pdf("fox_plot.pdf", width=6, height=10)
layout(matrix(1:2, nrow=2))
plot(y=50*cumprod(exp(rnorm(30, 0.05, 0.1))), x=1981:2010, xlab="Time", pch=16,
ylab="Fox abundance", las=1, col="tomato", lwd=2, type="o", ylim=c(0, 150))
#adding a fox silhouette logo near the bottom righthand corner
logoing_func(fox_logo, x=0.10, y=0.90, size=0.15)
title(main="Index of fox abundance, 1981-2010")
plot(y=50*cumprod(exp(rnorm(30, -0.05, 0.2))), x=1981:2010, xlab="Time", pch=17,
ylab="Rabbit abundance", las=1, col="orange", lwd=2, type="o", ylim=c(0, 150))
#adding a fox silhouette logo near the bottom righthand corner
logoing_func(rab_logo, x=0.10, y=0.90, size=0.15)
title(main="Index of rabbit abundance, 1981-2010")
view raw logo_add.r hosted with ❤ by GitHub

A plot with phylopic logos

I should also point readers to Scott Chamberlain‘s R package fylopic, which provides the ability to make use of the phylopic API from within R, including the ability to search for and download silhouettes programatically.

If you find phylopic useful, I’m sure they would appreciate you providing them with silhouettes of your study species. More information on how to submit your images can be found here.

Applying a circular moving window filter to raster data in R

The raster package for R provides a variety of functions for the analysis of raster GIS data. The focal() function is very useful for applying moving window filters to such data. I wanted to calculate a moving window mean for cells within a specified radius, but focal() did not provide a built-in option for this. The following code generates an appropriate weights matrix for implementing such a filter, by using the matrix as the w argument of focal().

#function to make a circular weights matrix of given radius and resolution
#NB radius must me an even multiple of res!
make_circ_filter<-function(radius, res){
  circ_filter<-matrix(NA, nrow=1+(2*radius/res), ncol=1+(2*radius/res))
  dimnames(circ_filter)[[1]]<-seq(-radius, radius, by=res)
  dimnames(circ_filter)[[2]]<-seq(-radius, radius, by=res)
    for(row in 1:nrow(mat)){
      for(col in 1:ncol(mat)){
        dist<-sqrt((as.numeric(dimnames(mat)[[1]])[row])^2 +
        if(dist<=radius) {mat[row, col]<-1}

This example uses a weighs matrix generated by make_circ_filter() to compute a circular moving average on the Meuse river grid data. For a small raster like this, the function is more than adequate. For large raster datasets, it’s quite slow though.

#make a  circular filter with 120m radius, and 40m resolution
cf<-make_circ_filter(120, 40)

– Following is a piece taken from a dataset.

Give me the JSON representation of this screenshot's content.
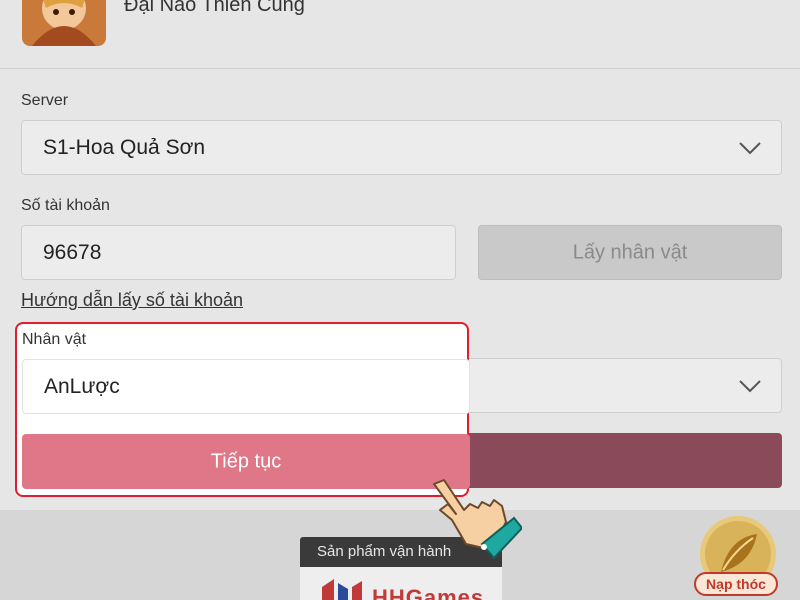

#test it on the meuse grid data
f <- system.file("external/test.grd", package="raster")
r <- raster(f)

r_filt<-focal(r, w=cf, fun=mean, na.rm=T)

plot(r, main="Raw data") #original data
plot(r_filt, main="Circular moving window filter, 120m radius") #filtered data